The 2008 FIFA World Player of the Year took over the storied No. 7 jersey for Manchester United in 2003, following in the footsteps of George Best, Eric Cantona and David Beckham. Ronaldo scored more than 80 goals in the Barclays Premier League and led the Red Devils to three straight league championships (2007-2009).
6. Jimmy Johnson
Dallas went 1-15 in 1989, Johnson's first season after taking over for Tom Landry, the head coach of the Cowboys for the team’s first 29 seasons. Things improved quickly for Johnson after drafting Emmitt Smith in 1990. The team won back-to-back Super Bowls following the 1992-93 seasons.
5. Sidney Crosby
The 2007 Hart Trophy winner and Stanley Cup champion benefited from playing with the man he replaced as the face of the Penguins franchise when Mario Lemieux came out of retirement in 2005. Since his one season with Lemieux, Crosby has led the league in points (2006-07) and goals (2009-10 along with Steven Stamkos). He also took the Penguins to consecutive Stanley Cup Finals, beating the Red Wings in 2009.
4. Carl Yastrzemski
Yastrzemski had more to worry about than playing left field in the shadow of the Green Monster during his 1961 rookie season with the Boston Red Sox. He was replacing Ted Williams, arguably the greatest hitter in the history of baseball. Yaz hit .266 as a rookie, but finished his 23-year career with a .285 batting average, 452 HR and more than 1,800 RBI. The Hall of Famer was a near-unanimous choice for the 1967 AL MVP Award after winning the Triple Crown, a feat no other major leaguer has accomplished since.

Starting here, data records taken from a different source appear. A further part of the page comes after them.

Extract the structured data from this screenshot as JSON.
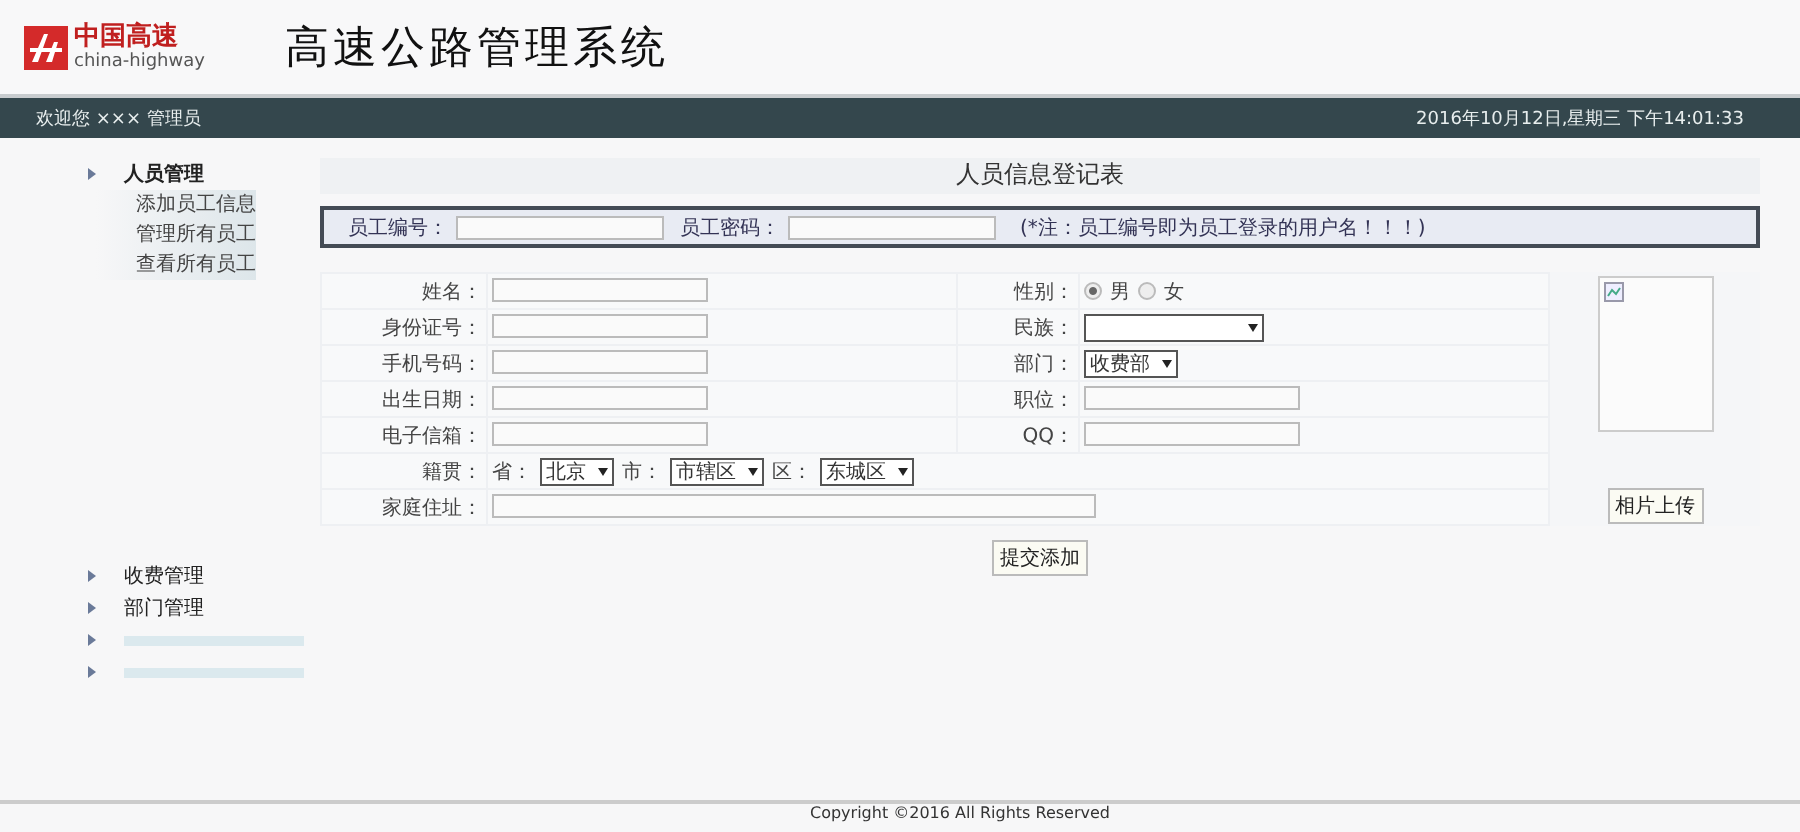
{
  "header": {
    "logo_cn": "中国高速",
    "logo_en": "china-highway",
    "title": "高速公路管理系统"
  },
  "nav": {
    "welcome": "欢迎您 ××× 管理员",
    "datetime": "2016年10月12日,星期三 下午14:01:33"
  },
  "sidebar": [
    {
      "kind": "menu",
      "label": "人员管理",
      "children": [
        "添加员工信息",
        "管理所有员工",
        "查看所有员工"
      ]
    },
    {
      "kind": "menu",
      "label": "收费管理"
    },
    {
      "kind": "menu",
      "label": "部门管理"
    },
    {
      "kind": "blank"
    },
    {
      "kind": "blank"
    }
  ],
  "form": {
    "title": "人员信息登记表",
    "account": {
      "id_label": "员工编号：",
      "pwd_label": "员工密码：",
      "note": "(*注：员工编号即为员工登录的用户名！！！)"
    },
    "rows": [
      {
        "fields": [
          {
            "label": "姓名：",
            "kind": "input"
          },
          {
            "label": "性别：",
            "kind": "radio",
            "options": [
              {
                "label": "男",
                "selected": true
              },
              {
                "label": "女",
                "selected": false
              }
            ]
          }
        ]
      },
      {
        "fields": [
          {
            "label": "身份证号：",
            "kind": "input"
          },
          {
            "label": "民族：",
            "kind": "select"
          }
        ]
      },
      {
        "fields": [
          {
            "label": "手机号码：",
            "kind": "input"
          },
          {
            "label": "部门：",
            "kind": "select",
            "value": "收费部"
          }
        ]
      },
      {
        "fields": [
          {
            "label": "出生日期：",
            "kind": "input"
          },
          {
            "label": "职位：",
            "kind": "input"
          }
        ]
      },
      {
        "fields": [
          {
            "label": "电子信箱：",
            "kind": "input"
          },
          {
            "label": "QQ：",
            "kind": "input"
          }
        ]
      },
      {
        "fields": [
          {
            "label": "籍贯：",
            "kind": "region",
            "parts": [
              {
                "label": "省：",
                "value": "北京"
              },
              {
                "label": "市：",
                "value": "市辖区"
              },
              {
                "label": "区：",
                "value": "东城区"
              }
            ]
          }
        ]
      },
      {
        "fields": [
          {
            "label": "家庭住址：",
            "kind": "wide"
          }
        ]
      }
    ],
    "photo_button": "相片上传",
    "submit": "提交添加"
  },
  "footer": "Copyright ©2016 All Rights Reserved"
}
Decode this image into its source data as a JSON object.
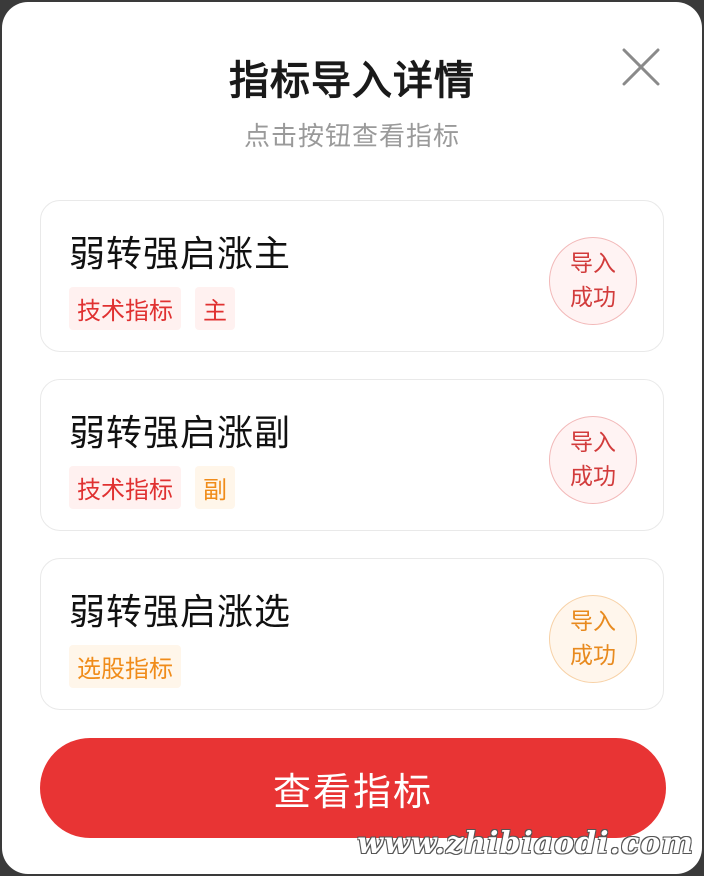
{
  "dialog": {
    "title": "指标导入详情",
    "subtitle": "点击按钮查看指标",
    "close_icon": "close-icon"
  },
  "items": [
    {
      "name": "弱转强启涨主",
      "tags": [
        "技术指标",
        "主"
      ],
      "tag_color": "#e03131",
      "status_line1": "导入",
      "status_line2": "成功",
      "status_color": "#d23b3b"
    },
    {
      "name": "弱转强启涨副",
      "tags": [
        "技术指标",
        "副"
      ],
      "tag_colors": [
        "#e03131",
        "#f08c1a"
      ],
      "status_line1": "导入",
      "status_line2": "成功",
      "status_color": "#d23b3b"
    },
    {
      "name": "弱转强启涨选",
      "tags": [
        "选股指标"
      ],
      "tag_color": "#f08c1a",
      "status_line1": "导入",
      "status_line2": "成功",
      "status_color": "#e88a1e"
    }
  ],
  "primary_button": {
    "label": "查看指标",
    "color": "#e83434"
  },
  "watermark": "www.zhibiaodi.com"
}
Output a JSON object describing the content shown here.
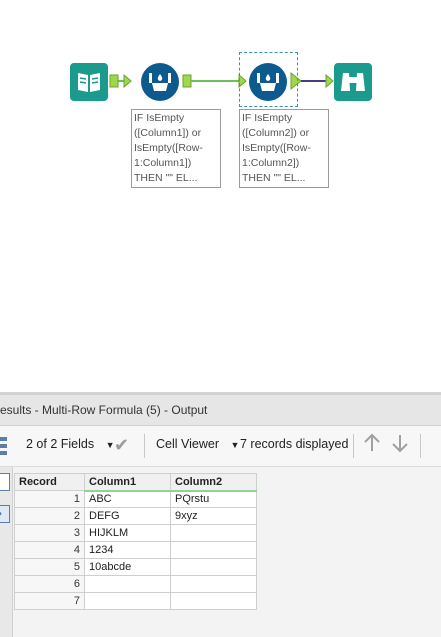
{
  "workflow": {
    "annotations": [
      [
        "IF IsEmpty",
        "([Column1]) or",
        "IsEmpty([Row-",
        "1:Column1])",
        "THEN \"\" EL..."
      ],
      [
        "IF IsEmpty",
        "([Column2]) or",
        "IsEmpty([Row-",
        "1:Column2])",
        "THEN \"\" EL..."
      ]
    ]
  },
  "results": {
    "title": "esults - Multi-Row Formula (5) - Output",
    "fields_label": "2 of 2 Fields",
    "viewer_label": "Cell Viewer",
    "records_label": "7 records displayed",
    "columns": [
      "Record",
      "Column1",
      "Column2"
    ],
    "rows": [
      [
        "1",
        "ABC",
        "PQrstu"
      ],
      [
        "2",
        "DEFG",
        "9xyz"
      ],
      [
        "3",
        "HIJKLM",
        ""
      ],
      [
        "4",
        "1234",
        ""
      ],
      [
        "5",
        "10abcde",
        ""
      ],
      [
        "6",
        "",
        ""
      ],
      [
        "7",
        "",
        ""
      ]
    ]
  },
  "colors": {
    "input_tool": "#1a9b8d",
    "multirow_tool": "#0d5a8f",
    "browse_tool": "#1a9b8d",
    "connector": "#6dbf5a",
    "connector_alt": "#4a3a8a",
    "column_header_underline": "#8fd48f"
  },
  "icons": {
    "input": "book-icon",
    "multirow": "flask-icon",
    "browse": "binoculars-icon",
    "check": "check-icon",
    "up": "arrow-up-icon",
    "down": "arrow-down-icon"
  }
}
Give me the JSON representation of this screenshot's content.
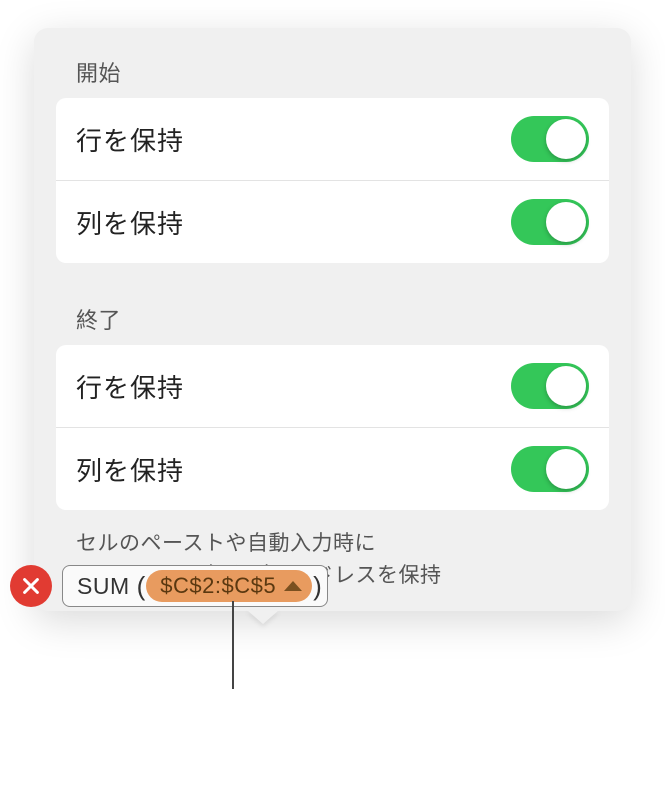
{
  "popover": {
    "start": {
      "header": "開始",
      "rows": [
        {
          "label": "行を保持",
          "on": true
        },
        {
          "label": "列を保持",
          "on": true
        }
      ]
    },
    "end": {
      "header": "終了",
      "rows": [
        {
          "label": "行を保持",
          "on": true
        },
        {
          "label": "列を保持",
          "on": true
        }
      ]
    },
    "help_line1": "セルのペーストや自動入力時に",
    "help_line2": "オリジナルの行や列のアドレスを保持"
  },
  "formula": {
    "function": "SUM",
    "open_paren": "(",
    "range": "$C$2:$C$5",
    "close_paren": ")"
  }
}
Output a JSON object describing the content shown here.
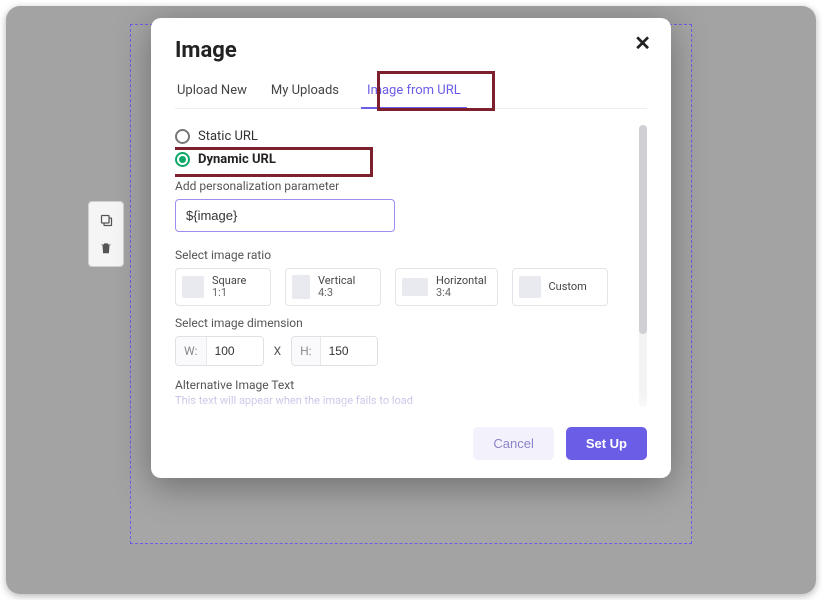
{
  "modal": {
    "title": "Image",
    "tabs": [
      {
        "label": "Upload New",
        "active": false
      },
      {
        "label": "My Uploads",
        "active": false
      },
      {
        "label": "Image from URL",
        "active": true
      }
    ],
    "url_type": {
      "static_label": "Static URL",
      "dynamic_label": "Dynamic URL",
      "selected": "dynamic"
    },
    "param": {
      "label": "Add personalization parameter",
      "value": "${image}"
    },
    "ratio": {
      "label": "Select image ratio",
      "options": [
        {
          "name": "Square",
          "sub": "1:1"
        },
        {
          "name": "Vertical",
          "sub": "4:3"
        },
        {
          "name": "Horizontal",
          "sub": "3:4"
        },
        {
          "name": "Custom",
          "sub": ""
        }
      ]
    },
    "dimension": {
      "label": "Select image dimension",
      "w_prefix": "W:",
      "w_value": "100",
      "x": "X",
      "h_prefix": "H:",
      "h_value": "150"
    },
    "alt": {
      "label": "Alternative Image Text",
      "helper": "This text will appear when the image fails to load"
    },
    "footer": {
      "cancel": "Cancel",
      "setup": "Set Up"
    }
  }
}
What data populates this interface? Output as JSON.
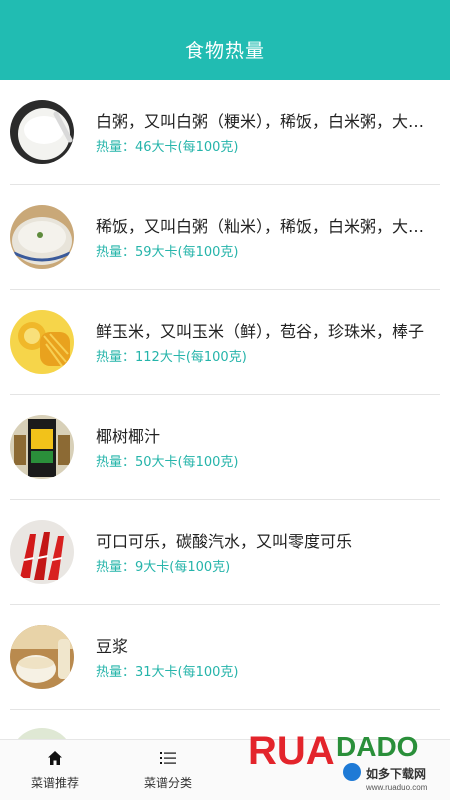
{
  "header": {
    "title": "食物热量"
  },
  "foods": [
    {
      "name": "白粥，又叫白粥（粳米），稀饭，白米粥，大米粥",
      "kcal": "热量：46大卡(每100克)",
      "icon": "white-porridge-photo"
    },
    {
      "name": "稀饭，又叫白粥（籼米），稀饭，白米粥，大米粥",
      "kcal": "热量：59大卡(每100克)",
      "icon": "rice-porridge-photo"
    },
    {
      "name": "鲜玉米，又叫玉米（鲜），苞谷，珍珠米，棒子",
      "kcal": "热量：112大卡(每100克)",
      "icon": "corn-photo"
    },
    {
      "name": "椰树椰汁",
      "kcal": "热量：50大卡(每100克)",
      "icon": "coconut-juice-photo"
    },
    {
      "name": "可口可乐，碳酸汽水，又叫零度可乐",
      "kcal": "热量：9大卡(每100克)",
      "icon": "coca-cola-photo"
    },
    {
      "name": "豆浆",
      "kcal": "热量：31大卡(每100克)",
      "icon": "soy-milk-photo"
    }
  ],
  "tabs": [
    {
      "label": "菜谱推荐",
      "icon": "home-icon"
    },
    {
      "label": "菜谱分类",
      "icon": "list-icon"
    }
  ],
  "watermark": {
    "brand": "RUANDADO",
    "sub": "如多下载网",
    "url": "www.ruaduo.com"
  }
}
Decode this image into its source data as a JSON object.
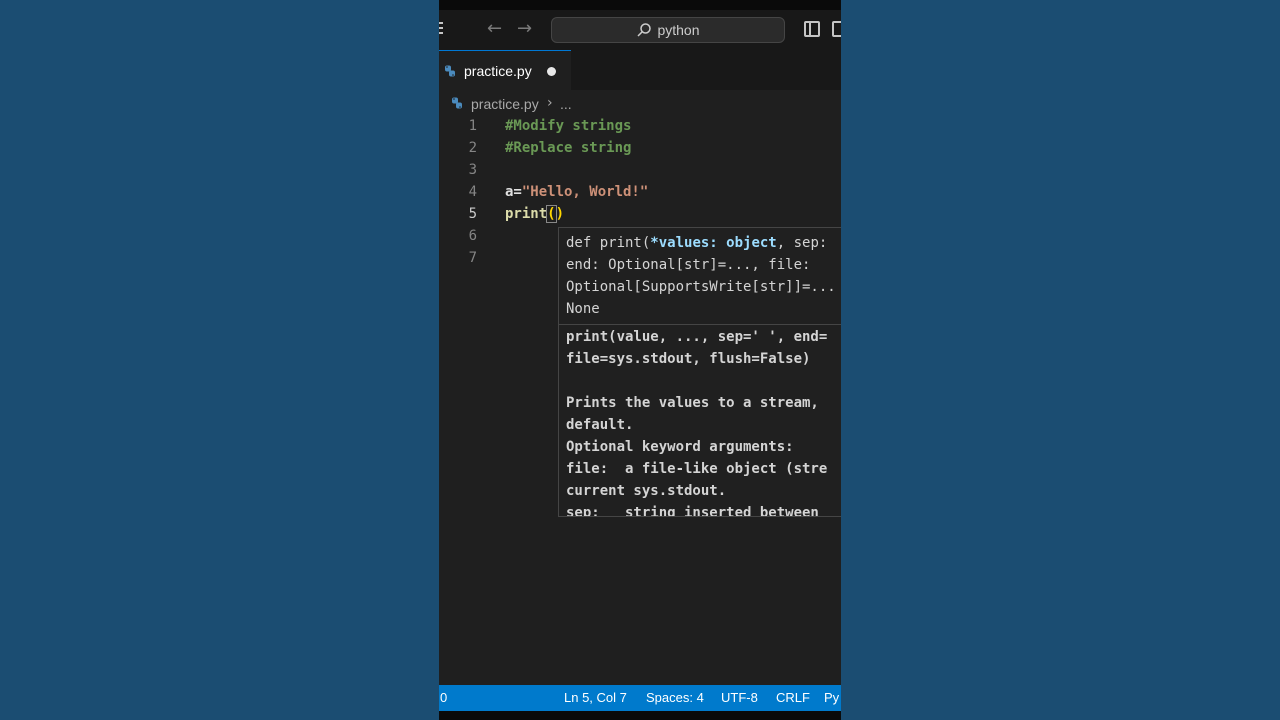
{
  "titlebar": {
    "search_text": "python",
    "back_icon": "arrow-left-icon",
    "forward_icon": "arrow-right-icon"
  },
  "tab": {
    "label": "practice.py",
    "dirty": true
  },
  "breadcrumb": {
    "file": "practice.py",
    "more": "..."
  },
  "editor": {
    "line_numbers": [
      "1",
      "2",
      "3",
      "4",
      "5",
      "6",
      "7"
    ],
    "active_line": 5,
    "lines": {
      "l1": "#Modify strings",
      "l2": "#Replace string",
      "l4_var": "a=",
      "l4_str": "\"Hello, World!\"",
      "l5_fn": "print",
      "l5_open": "(",
      "l5_close": ")"
    }
  },
  "hover": {
    "sig_def": "def print(",
    "sig_param": "*values: object",
    "sig_rest1": ", sep:",
    "sig_line2": "end: Optional[str]=..., file:",
    "sig_line3": "Optional[SupportsWrite[str]]=...",
    "sig_line4": "None",
    "doc_lines": [
      "print(value, ..., sep=' ', end=",
      "file=sys.stdout, flush=False)",
      "",
      "Prints the values to a stream,",
      "default.",
      "Optional keyword arguments:",
      "file:  a file-like object (stre",
      "current sys.stdout.",
      "sep:   string inserted between"
    ]
  },
  "statusbar": {
    "problems": "0",
    "position": "Ln 5, Col 7",
    "indent": "Spaces: 4",
    "encoding": "UTF-8",
    "eol": "CRLF",
    "language": "Py"
  },
  "colors": {
    "statusbar": "#007acc",
    "comment": "#6a9955",
    "string": "#ce9178",
    "function": "#dcdcaa",
    "keyword": "#569cd6"
  }
}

3. Tim Duncan
Duncan was lucky to land on a Spurs team just one season removed from seven straight playoff appearances. The Spurs also featured an established post presence in 1994-95 NBA MVP David Robinson.
They quickly formed one of the league’s best defensive duos, leading the Spurs to NBA titles in 1999 and 2003. Duncan won consecutive NBA MVP awards playing alongside Robinson in 2001-02 and 2002-03, and continued to dominate following Robinson's retirement. To date, the four-time NBA champion is one of just 13 players in league history with 21,000 points and 11,000 rebounds.
2. Mickey Mantle
Mantle replaced Joe DiMaggio in centerfield for the Yankees in 1952, the second season for the 20-year-old. That summer, Mantle earned the first of 14 straight All-Star selections. Overall, the three-time American League MVP finished his career with 536 HR, third-most in MLB history at the time of his retirement in 1968.
1. Steve Young
He finally took over as the 49ers starting quarterback in 1991, after serving as an understudy to Hall-of-Famer Joe Montana from 1987-90. In 1992, he was named the league MVP and started a stretch of seven straight Pro Bowl selections. Young added another MVP Award in 1994, guiding the 49ers to their fifth Super Bowl title.
Young was inducted into the Pro Football Hall of Fame in 2005, and entered the 2010 season as the top-rated passer in league history among qualifiers. However, Young no longer holds that distinction, having been dislodged atop the career passer rating list by none other than Aaron Rodgers.